_DIRECTIONS_. Among the entries below, how many lines hold the word "overview"? Reply with the number only.

_LISTED ENTRIES_.
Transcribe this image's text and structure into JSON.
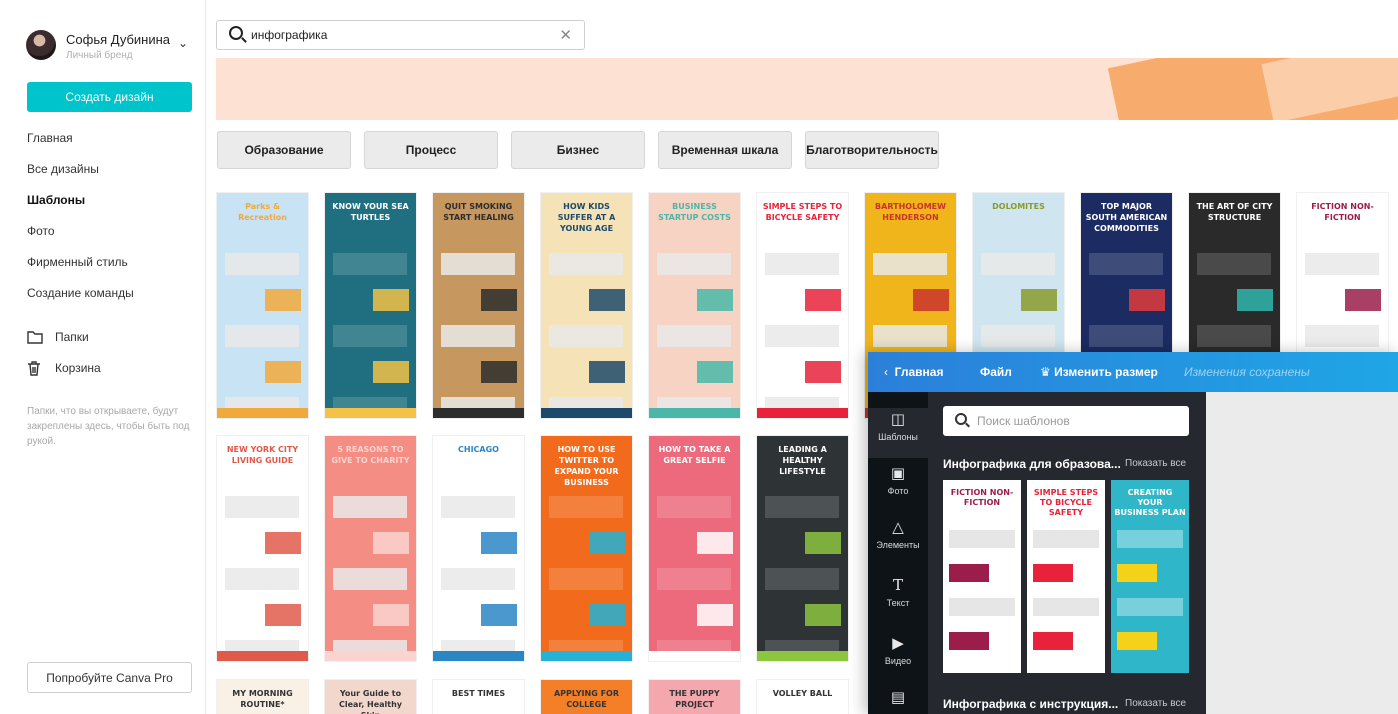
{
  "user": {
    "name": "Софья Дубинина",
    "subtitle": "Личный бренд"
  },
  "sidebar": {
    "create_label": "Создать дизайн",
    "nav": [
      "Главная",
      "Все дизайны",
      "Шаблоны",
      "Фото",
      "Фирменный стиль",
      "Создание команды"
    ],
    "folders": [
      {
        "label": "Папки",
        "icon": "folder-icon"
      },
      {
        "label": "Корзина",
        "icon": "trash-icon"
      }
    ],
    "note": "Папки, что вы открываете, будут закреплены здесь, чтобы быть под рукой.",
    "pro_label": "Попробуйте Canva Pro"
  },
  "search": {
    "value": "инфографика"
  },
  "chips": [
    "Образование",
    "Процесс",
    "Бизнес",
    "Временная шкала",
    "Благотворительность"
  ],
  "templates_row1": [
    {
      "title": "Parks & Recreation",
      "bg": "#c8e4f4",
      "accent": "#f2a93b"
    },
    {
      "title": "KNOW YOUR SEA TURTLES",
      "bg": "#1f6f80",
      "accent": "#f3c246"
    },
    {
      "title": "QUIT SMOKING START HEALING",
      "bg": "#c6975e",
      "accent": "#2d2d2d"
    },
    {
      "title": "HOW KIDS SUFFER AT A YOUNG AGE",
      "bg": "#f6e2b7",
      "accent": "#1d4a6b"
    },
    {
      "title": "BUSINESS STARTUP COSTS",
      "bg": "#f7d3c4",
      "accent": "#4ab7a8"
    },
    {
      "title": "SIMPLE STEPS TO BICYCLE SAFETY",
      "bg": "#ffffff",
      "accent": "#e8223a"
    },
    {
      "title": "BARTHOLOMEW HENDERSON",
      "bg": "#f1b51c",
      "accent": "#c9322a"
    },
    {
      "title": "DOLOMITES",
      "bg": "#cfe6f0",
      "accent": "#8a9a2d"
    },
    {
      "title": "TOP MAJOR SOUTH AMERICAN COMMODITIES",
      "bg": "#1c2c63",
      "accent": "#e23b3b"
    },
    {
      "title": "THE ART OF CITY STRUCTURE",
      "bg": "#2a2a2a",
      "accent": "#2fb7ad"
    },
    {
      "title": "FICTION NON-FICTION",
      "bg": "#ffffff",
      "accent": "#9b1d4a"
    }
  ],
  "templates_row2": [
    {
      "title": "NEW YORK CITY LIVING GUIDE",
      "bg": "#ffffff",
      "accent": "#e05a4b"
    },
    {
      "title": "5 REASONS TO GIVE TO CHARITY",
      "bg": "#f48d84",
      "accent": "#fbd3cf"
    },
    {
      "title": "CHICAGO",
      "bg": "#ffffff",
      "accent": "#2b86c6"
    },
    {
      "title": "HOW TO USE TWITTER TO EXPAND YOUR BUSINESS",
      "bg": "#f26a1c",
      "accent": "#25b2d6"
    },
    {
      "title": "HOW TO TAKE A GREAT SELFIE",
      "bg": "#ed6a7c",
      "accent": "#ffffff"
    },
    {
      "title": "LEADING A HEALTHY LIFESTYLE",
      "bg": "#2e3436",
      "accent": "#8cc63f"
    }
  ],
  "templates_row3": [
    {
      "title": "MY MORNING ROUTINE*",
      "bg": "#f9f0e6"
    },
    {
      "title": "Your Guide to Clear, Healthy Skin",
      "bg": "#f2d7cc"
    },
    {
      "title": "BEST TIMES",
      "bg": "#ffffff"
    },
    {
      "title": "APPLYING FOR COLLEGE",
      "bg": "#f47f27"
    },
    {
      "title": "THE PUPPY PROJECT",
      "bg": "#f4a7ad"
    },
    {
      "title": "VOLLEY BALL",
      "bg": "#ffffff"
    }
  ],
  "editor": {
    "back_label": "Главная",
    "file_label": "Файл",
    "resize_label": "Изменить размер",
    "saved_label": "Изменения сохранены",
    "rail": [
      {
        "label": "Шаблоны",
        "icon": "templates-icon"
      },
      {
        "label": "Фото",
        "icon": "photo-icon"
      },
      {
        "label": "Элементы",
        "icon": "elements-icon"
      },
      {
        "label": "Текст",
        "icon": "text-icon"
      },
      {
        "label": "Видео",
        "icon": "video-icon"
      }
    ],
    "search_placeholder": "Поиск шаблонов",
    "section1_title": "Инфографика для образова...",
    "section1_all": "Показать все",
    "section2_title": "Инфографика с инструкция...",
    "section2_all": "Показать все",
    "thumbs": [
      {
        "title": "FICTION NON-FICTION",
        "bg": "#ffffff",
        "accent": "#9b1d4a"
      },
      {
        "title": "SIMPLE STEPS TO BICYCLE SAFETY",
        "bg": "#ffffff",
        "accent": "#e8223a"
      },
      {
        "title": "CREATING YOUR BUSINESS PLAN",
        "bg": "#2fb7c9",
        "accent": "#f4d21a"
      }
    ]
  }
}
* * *
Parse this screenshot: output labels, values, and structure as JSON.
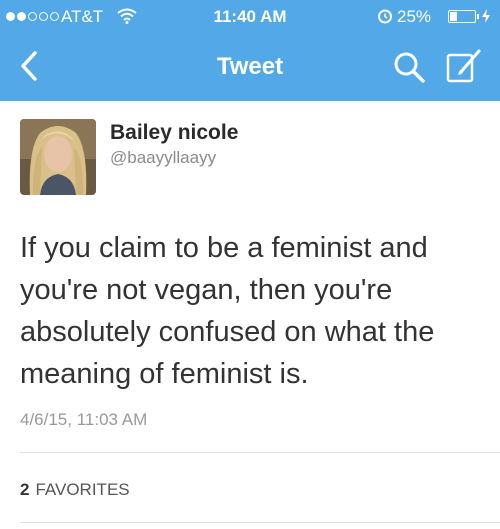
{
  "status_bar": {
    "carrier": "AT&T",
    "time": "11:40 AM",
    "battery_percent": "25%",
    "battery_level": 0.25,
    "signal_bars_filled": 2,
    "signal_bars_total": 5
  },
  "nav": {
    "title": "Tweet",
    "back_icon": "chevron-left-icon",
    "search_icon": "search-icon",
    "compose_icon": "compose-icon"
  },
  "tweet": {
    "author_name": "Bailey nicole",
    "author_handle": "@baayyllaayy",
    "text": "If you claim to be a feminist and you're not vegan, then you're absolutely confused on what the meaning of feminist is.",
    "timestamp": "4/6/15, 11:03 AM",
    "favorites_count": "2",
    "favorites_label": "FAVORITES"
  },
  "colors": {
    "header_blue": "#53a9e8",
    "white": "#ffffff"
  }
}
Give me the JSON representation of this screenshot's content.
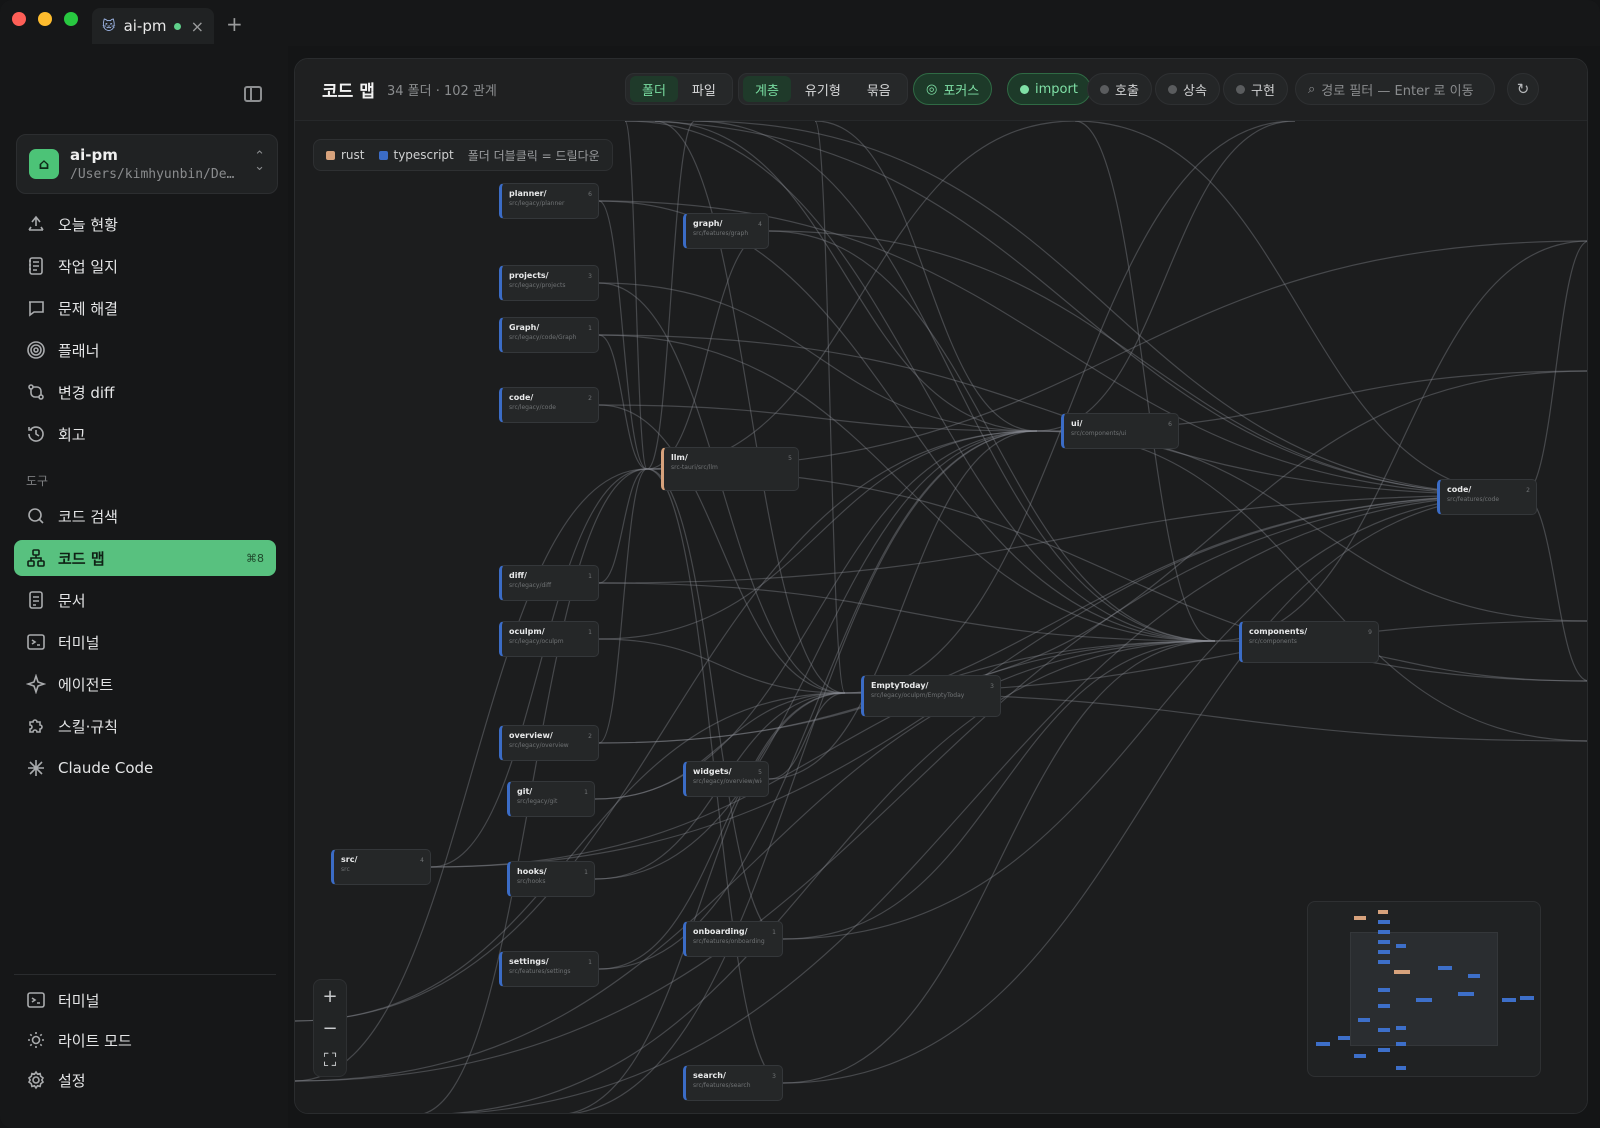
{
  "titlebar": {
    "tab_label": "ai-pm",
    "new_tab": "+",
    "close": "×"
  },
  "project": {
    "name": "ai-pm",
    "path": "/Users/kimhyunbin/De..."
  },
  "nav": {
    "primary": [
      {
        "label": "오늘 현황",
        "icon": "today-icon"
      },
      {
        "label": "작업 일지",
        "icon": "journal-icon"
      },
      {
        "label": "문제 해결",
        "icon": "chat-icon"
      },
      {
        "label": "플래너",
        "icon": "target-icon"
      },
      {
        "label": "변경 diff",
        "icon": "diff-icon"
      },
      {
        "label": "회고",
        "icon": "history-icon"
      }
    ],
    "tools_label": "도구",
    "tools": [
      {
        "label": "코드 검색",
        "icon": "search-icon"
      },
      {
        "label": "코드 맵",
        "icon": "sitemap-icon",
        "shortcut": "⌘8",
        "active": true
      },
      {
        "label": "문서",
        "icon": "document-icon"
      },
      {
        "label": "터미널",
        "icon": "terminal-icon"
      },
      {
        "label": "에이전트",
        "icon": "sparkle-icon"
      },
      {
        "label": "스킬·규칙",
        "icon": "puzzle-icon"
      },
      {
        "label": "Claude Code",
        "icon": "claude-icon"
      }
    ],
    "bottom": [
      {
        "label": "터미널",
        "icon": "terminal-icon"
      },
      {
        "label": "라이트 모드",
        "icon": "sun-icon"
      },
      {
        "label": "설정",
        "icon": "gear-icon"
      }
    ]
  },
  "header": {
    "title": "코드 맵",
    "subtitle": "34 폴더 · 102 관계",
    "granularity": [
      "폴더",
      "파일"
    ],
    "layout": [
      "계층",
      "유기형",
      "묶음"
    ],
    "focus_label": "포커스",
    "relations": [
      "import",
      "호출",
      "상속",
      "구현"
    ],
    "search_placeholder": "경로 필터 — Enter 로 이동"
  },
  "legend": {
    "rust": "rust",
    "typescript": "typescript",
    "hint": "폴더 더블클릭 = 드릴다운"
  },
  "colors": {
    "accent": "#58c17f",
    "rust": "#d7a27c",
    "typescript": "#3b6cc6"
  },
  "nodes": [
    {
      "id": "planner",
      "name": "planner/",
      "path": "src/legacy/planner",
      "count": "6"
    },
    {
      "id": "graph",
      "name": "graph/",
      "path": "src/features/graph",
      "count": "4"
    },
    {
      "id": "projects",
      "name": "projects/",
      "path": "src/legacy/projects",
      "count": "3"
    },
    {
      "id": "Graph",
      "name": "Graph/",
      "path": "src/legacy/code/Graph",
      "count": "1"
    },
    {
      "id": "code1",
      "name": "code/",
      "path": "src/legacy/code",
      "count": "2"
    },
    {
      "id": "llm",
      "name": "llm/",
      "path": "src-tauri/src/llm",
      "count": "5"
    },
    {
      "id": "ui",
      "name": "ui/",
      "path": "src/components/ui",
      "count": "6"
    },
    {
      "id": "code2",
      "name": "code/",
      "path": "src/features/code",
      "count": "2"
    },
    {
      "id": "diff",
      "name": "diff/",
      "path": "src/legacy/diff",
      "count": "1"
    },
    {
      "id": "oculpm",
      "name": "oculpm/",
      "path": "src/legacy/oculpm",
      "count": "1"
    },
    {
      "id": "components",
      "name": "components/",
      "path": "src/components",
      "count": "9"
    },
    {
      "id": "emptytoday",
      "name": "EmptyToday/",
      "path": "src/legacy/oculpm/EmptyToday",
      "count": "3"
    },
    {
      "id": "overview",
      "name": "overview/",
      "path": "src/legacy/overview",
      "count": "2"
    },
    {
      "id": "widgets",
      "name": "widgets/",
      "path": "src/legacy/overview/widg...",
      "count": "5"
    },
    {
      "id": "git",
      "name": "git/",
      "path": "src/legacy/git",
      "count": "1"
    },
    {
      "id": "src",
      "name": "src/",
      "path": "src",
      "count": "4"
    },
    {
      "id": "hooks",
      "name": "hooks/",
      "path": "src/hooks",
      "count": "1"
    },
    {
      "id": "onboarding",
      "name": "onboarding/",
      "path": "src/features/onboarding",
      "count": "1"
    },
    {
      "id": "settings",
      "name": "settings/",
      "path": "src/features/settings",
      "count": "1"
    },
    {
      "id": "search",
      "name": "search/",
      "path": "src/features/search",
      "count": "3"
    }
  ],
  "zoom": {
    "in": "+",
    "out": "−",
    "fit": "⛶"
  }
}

_EXPECTED OUTPUT_. 4